The bill makes it so that owners or operators of a site in D.C. cannot restrict its use by making buyers unable to use the site for a grocery store. If this legislation is signed into law, any land covenants or restrictions will become void and unenforceable.
While the bill may be newly voted on by the Council, the earliest version of it dates back to 2014. CouncilmemberMary Cheh first introduced a prohibition on grocery store land covenants after catching wind of a Safeway in the Palisades neighborhood that planned on putting a covenant in the sale that said another grocery store could not replace it. By doing this, Safeway attempted to limit its competition.
“That would be a major blow to the people of the Palisades and their access to convenient grocery stores,” Cheh says. “They want to keep competitors away from other stores that they have, and so when they sell a store with a covenant, well, that may be convenient for them, but it’s entirely inconvenient for the community.”
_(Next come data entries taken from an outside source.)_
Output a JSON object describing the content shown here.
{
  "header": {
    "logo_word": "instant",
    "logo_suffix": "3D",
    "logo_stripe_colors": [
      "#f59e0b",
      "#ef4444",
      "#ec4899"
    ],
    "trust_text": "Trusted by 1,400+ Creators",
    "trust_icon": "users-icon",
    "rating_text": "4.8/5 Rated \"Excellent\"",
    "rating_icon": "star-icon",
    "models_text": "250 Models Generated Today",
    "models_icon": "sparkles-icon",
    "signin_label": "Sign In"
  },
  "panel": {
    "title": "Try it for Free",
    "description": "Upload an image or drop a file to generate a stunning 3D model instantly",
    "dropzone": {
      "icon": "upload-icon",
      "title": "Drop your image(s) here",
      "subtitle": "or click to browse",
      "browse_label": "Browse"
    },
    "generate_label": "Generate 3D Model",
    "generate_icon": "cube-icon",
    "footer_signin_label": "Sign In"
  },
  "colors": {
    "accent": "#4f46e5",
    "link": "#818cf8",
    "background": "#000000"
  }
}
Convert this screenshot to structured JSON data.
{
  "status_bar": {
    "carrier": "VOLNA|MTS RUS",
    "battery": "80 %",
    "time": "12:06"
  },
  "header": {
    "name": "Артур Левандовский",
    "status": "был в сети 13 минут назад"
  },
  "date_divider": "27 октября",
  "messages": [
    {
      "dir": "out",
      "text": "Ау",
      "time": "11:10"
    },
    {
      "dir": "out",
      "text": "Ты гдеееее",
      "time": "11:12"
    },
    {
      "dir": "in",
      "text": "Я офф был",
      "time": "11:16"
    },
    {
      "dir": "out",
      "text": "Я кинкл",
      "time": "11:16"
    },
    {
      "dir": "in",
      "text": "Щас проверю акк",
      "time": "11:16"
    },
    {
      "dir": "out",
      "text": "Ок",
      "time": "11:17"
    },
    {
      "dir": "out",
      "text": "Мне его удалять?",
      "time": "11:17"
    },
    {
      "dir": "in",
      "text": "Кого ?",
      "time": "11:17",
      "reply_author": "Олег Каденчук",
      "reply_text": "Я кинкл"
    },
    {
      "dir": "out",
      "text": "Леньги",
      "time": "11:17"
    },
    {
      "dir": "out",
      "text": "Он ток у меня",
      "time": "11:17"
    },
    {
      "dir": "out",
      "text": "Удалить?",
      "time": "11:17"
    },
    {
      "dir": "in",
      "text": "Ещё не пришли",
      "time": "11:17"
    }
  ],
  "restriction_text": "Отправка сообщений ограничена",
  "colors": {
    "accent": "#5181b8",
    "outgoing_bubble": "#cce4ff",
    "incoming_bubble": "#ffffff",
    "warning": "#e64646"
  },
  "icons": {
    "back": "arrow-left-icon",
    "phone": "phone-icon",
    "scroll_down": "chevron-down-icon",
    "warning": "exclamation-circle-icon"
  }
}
Since 2014, Cheh has introduced several versions of the bill, both temporary and permanent, but only the temporary versions have ever been approved. Cheh attributes this stagnancy to former Councilmember Vincent Orange, who was the chair of the Committee on Business, Consumer, and Regulatory Affairs.
“He may have had many reasons,” Cheh says, speculating on why Orange didn’t push the bill through “Maybe he was just indifferent. He was a Councilmember in my experience anyway who had his own … priorities.” Orange did not respond to requests for an interview.
Since being in office, Cheh has introduced several bills to combat food insecurity in the District. In 2014, she co-introduced with Councilmember David Grosso the “Food Policy Council and Director Establishment Act of 2014.” This bill established a food policy director to promote food policy in the District and attract new participants to the local food economy. It also established a Food Policy Council to identify regulatory burdens.
In March of 2017, she also co-introduced, with Councilmembers Vince Gray, Trayon White, Anita Bonds, and Jack Evans, the “East End Grocery and Retail Incentive Program Tax Abatement Act of 2017,” which established major benefits and tax breaks for anchor stores, grocery stores, and sit-down restaurants that open in specific sites in Wards 7 and 8. Ward 7 has two full service grocery store for its 70,064 residents while Ward 8 only has one for its 78,686 residents, according to 2016 data from DC Hunger Solutions.
This post has been updated.